How to Introduce a Cat

How to Introduce a Cat.

The Holidays are around the corner. Perhaps your youngster has been begging, “Mom can’t I have a kitten for Christmas?”.

You are wearing thin. If you already have one cat, is it that simple to add another kitten to your already hectic lives? Well yes and no.

How to Introduce a New Cat

Often we get questions regarding how to handle the predicament of

adding another feline (or canine) to the household. You must understand

that the cat who currently reigns feels very threatened by newcomers.

A cat who has her favorite chair, window ledge and scheduled pathway

to roam about the house is not likely to welcome a frisky stranger.

Mistakes are easily made.

What you should not do : Don”t immediately introduce these pets together by rubbing their noses

together or closing them together in a room. By all means do not scold

either pet for not meeting your expectations. This is a stressful event for them.

What you should do: Create a safe place for the new cat or kitten. A good option is a

back bedroom. In this room, arrange all the comforts of home: food,

water, litter pan and toys. For the first two weeks, play with your

new kitten in this room only.

In the meantime, the resident feline will know something is up. The

smell of the new kitten will be on your clothes and sounds of the

new kitten will be heard. The two felines can smell and investigate

each other under the door without scratching or biting. In the next two weeks you may allow the

new kitty out for short stretches

of time. You have to monitor these time periods. It is easy to imagine

how a cat fight could be dangerous and traumatic. This takes time,

but keep in mind you are in control of the adjustment period. In the fourth week you may allow

more extended periods of freedomfor the new kitten, but keep monitoring. Try to show equal

one on one time for each pet. It can be difficult to be impartial. If however,

one pet is more upset than the other it is acceptable to show more

affection.

Beginning week four you can start to feed both cats in the same feeding

area. Feed the cats at regular times so that they have a good appetite

and are more concerned about their food than the other cat. You are

trying to create an association in each cats mind: Every time I see

that other cat I get rewarded with food. Nothing bad happens!”

The food bowls should be as far apart as possible. Gradually move

the bowls closer together over a period of several days. Now you are

testing the waters. Go slowly. If any hissing or upset occurs you

will have to retrace your steps and put the bowls further apart again.

Also, find some special toys that both cats like. They will have these

toys only when they are together in the same room. A couple of strings

are great. Drag a string for each cat so they are independently playing

and again you are creating an association: Every time the other cat

is playing I get my special toy and special attention!”

Most cats will be over the hurdles in eight to 10 weeks.
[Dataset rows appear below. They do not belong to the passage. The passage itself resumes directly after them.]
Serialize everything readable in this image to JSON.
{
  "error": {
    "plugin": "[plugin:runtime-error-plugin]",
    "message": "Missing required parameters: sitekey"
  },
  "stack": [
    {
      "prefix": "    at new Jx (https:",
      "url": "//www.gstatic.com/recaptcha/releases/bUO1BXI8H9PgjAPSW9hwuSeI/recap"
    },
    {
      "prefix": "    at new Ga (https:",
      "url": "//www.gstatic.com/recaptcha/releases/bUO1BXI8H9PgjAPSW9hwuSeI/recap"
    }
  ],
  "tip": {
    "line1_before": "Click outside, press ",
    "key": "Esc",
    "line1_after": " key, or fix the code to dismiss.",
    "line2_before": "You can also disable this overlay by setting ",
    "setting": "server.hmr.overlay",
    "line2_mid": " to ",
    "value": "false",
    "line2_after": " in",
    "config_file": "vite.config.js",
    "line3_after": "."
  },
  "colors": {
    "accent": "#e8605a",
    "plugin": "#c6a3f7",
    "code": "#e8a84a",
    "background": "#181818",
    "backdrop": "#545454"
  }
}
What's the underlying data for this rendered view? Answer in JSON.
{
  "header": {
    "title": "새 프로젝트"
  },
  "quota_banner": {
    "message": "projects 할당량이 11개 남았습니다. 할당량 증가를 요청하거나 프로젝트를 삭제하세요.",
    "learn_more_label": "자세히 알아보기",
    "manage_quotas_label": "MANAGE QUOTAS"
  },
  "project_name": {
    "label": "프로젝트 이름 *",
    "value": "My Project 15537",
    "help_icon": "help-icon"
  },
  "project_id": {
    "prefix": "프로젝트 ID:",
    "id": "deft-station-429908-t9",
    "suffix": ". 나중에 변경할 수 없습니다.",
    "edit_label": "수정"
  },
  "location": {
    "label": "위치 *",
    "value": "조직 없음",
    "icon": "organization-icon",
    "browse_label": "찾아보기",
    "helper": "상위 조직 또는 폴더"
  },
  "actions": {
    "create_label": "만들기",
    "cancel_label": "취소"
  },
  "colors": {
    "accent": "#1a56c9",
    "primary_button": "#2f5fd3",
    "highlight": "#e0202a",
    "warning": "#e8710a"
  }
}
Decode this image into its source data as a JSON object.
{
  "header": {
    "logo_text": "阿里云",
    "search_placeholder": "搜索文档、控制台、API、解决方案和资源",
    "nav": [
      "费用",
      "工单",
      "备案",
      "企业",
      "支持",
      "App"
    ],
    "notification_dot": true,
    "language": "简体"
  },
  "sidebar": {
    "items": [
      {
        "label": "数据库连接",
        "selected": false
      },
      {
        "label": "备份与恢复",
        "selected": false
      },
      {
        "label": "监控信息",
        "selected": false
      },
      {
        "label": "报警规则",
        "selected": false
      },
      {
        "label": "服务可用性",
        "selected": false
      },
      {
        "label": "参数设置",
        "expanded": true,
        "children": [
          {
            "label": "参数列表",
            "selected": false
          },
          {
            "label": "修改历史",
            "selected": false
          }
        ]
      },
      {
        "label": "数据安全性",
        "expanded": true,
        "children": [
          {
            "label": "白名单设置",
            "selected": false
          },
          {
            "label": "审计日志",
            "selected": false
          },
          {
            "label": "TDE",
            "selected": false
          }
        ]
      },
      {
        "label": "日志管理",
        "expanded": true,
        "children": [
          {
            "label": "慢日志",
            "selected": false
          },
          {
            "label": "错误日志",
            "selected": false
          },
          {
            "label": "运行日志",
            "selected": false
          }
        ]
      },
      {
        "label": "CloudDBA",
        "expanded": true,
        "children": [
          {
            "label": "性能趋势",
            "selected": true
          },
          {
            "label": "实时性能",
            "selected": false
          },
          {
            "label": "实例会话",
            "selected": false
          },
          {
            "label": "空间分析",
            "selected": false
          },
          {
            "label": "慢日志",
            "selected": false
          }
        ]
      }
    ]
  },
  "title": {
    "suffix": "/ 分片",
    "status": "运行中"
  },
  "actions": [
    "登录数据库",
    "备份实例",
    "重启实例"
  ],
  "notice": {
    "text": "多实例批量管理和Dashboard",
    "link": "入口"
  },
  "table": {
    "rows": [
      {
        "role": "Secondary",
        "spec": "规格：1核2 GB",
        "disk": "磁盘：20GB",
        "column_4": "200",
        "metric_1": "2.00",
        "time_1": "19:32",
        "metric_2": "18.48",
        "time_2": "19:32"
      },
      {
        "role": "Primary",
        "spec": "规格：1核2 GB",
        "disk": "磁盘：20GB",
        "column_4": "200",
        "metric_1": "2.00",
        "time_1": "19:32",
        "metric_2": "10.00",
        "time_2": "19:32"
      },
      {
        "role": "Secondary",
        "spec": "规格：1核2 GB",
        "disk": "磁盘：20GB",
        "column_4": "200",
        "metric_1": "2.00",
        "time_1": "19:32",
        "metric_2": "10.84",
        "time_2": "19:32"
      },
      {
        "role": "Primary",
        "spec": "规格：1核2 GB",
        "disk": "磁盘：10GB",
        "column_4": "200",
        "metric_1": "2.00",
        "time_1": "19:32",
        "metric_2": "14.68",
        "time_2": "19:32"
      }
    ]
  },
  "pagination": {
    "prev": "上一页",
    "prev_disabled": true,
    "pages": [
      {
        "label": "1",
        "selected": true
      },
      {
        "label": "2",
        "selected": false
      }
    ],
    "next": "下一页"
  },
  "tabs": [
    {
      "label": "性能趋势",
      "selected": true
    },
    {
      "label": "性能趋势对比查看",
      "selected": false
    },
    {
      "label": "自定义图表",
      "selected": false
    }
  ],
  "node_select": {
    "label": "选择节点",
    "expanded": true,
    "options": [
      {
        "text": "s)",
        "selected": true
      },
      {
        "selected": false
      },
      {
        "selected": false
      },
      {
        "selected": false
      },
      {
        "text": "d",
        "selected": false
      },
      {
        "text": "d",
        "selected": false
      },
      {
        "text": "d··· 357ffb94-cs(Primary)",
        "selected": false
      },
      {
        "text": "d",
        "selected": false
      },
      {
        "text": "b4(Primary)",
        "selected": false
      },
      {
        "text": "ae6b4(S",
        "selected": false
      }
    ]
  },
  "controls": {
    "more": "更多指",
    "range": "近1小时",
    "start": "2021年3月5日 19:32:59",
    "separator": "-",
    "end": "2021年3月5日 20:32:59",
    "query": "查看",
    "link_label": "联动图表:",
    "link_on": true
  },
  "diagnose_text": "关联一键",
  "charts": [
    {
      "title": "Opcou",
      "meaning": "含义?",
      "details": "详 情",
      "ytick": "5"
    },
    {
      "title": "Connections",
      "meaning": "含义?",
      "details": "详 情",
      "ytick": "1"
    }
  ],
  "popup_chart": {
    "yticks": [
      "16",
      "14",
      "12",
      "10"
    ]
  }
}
If they are

not pals after three months, they never will be. It may be that your

cats only tolerate each other, but you may have rushed the process.

Try backing up a few steps and going slower this time.

Young kittens are usually easier to mix. Their adjustment period may

only be a week. A dog entering into a cat household is somewhat similar.

Dogs and pups tend to be rambunctious. Most resident cats will hide

in the back room and the roles are reversed. This is OK.

A new kitten for the family is a wonderful experience . Make sure the

guidelines are understood by the household before the pet arrives,

and make the introduction a joy for all!

Best Veterinarians in Portland. Husband and Wife Team